Gwen Ifill

Pioneering journalist Gwen Ifill was born in Queens, New York in 1955. After earning her B.A. degree in Communications from Simmons College in Boston, Massachusetts, in 1977, Ifill was hired by The Boston Herald American in the midst of the city’s notorious busing crisis. After joining the Baltimore Evening Sun, she moved to covering national politics. In 1984, Ifill was hired by The Washington Post; and in 1991, she became The White House correspondent for The New York Times. In 1994, she was named the chief Congressional correspondent for NBC; and in 1999, she became the moderator of PBS’ Washington Week in Review, as well as a correspondent for The News Hour with Jim Lehrer. In October of 2004, Ifill became the first African American woman to moderate a vice-presidential debate. Ifill’s first book, The Breakthrough: Politics and Race in the Age of Obama, was published in 2009.
 
Most recently, Ifill served as the moderator for the dedication of the Martin Luther King Jr. Memorial in Washington D.C. Ifill is the recipient of more than a dozen honorary doctorates and several broadcasting excellence awards, including honors from the National Press Foundation, Ebony Magazine, the Radio Television News Directors Association, and American Women in Radio and Television. Ifill also interviewed Diahann Carroll, Quincy Jones, Eartha Kitt and Smokey Robinson for The HistoryMakers annual PBS-TV An Evening With…series.
  


 Co-Producers

George Faison

Julieanna L. Richardson

  

 Music Director

Ray Chew

 

Musicians

Patti Austin

Kindred The Family Soul

 


 Event Chair
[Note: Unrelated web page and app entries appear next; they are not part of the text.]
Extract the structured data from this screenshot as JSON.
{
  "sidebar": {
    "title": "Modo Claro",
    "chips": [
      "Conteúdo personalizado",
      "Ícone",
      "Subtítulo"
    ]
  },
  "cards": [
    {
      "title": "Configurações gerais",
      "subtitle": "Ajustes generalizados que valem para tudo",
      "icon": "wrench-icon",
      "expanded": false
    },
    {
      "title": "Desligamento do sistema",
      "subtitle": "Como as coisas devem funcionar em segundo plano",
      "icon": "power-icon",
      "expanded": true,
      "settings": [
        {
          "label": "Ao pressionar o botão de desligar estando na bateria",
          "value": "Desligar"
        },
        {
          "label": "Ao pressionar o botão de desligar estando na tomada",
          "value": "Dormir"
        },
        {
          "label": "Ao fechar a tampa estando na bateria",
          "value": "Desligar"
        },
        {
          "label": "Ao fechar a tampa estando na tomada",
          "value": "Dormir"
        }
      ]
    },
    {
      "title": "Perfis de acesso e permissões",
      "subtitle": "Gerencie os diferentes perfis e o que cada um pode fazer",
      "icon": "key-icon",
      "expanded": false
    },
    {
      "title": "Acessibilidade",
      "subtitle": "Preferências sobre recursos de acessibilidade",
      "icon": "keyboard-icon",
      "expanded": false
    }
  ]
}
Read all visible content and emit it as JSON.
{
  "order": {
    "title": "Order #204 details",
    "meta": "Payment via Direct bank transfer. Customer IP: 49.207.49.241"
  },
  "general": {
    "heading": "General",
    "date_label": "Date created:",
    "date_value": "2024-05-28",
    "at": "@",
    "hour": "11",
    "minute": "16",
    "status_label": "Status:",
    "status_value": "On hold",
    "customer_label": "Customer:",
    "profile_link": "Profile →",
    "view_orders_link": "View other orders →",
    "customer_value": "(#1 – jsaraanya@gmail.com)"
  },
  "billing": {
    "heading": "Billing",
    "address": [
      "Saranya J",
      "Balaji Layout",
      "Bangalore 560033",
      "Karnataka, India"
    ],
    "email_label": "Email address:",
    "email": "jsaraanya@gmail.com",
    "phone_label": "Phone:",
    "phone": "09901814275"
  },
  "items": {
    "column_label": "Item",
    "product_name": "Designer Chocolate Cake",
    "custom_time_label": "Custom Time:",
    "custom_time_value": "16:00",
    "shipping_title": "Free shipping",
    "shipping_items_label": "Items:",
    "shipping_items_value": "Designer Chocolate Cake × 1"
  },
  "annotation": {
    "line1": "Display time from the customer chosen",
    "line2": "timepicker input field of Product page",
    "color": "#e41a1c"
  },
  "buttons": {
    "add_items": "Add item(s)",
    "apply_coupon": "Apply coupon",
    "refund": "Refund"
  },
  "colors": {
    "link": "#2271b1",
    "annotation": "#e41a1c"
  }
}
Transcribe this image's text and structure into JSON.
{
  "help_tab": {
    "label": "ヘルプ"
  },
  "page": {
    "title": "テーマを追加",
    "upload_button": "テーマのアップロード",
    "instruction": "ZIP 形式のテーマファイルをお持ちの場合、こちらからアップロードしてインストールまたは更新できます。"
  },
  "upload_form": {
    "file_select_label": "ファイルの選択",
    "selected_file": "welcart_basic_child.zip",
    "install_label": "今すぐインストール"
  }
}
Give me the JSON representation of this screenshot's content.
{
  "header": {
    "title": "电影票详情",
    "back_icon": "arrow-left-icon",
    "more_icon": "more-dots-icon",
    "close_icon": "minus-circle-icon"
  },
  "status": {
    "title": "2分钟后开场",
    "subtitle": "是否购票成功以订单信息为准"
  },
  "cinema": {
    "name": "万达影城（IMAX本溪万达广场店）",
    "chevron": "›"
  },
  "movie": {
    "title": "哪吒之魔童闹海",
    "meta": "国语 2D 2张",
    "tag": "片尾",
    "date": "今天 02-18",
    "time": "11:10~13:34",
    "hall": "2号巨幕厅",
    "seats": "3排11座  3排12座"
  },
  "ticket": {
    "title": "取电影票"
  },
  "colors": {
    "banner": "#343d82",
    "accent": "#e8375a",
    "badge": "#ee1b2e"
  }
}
Kelly McNamara Corely 


Host Committee

Deborah O. Brown

Patricia Brown Holmes

Debra Carrington

Gwen Cohen

Beverly A. Coley

Toni Cook Bush

Linda Crane

Allison & Susan Davis

Nabil G. Foster

Brenda Gaines

Denise Gardner

Mark Goodman

Graham Grady

Deborah Gray-Young

Linda Jefferson

Thomas Kaufmann

Karen Levert

Jeffrey D. Colman & Nancy Loeb

Barbara Lumpkin

Felicia Middlebrooks

Sharon Morrow

Al Reid

Dorothy Roberts

Paul Roston

Brenda Russell

Chris Simmons

Dawn Steele Halbert

Sheila Talton

Genelle Trader

Rufus & Jaye Williams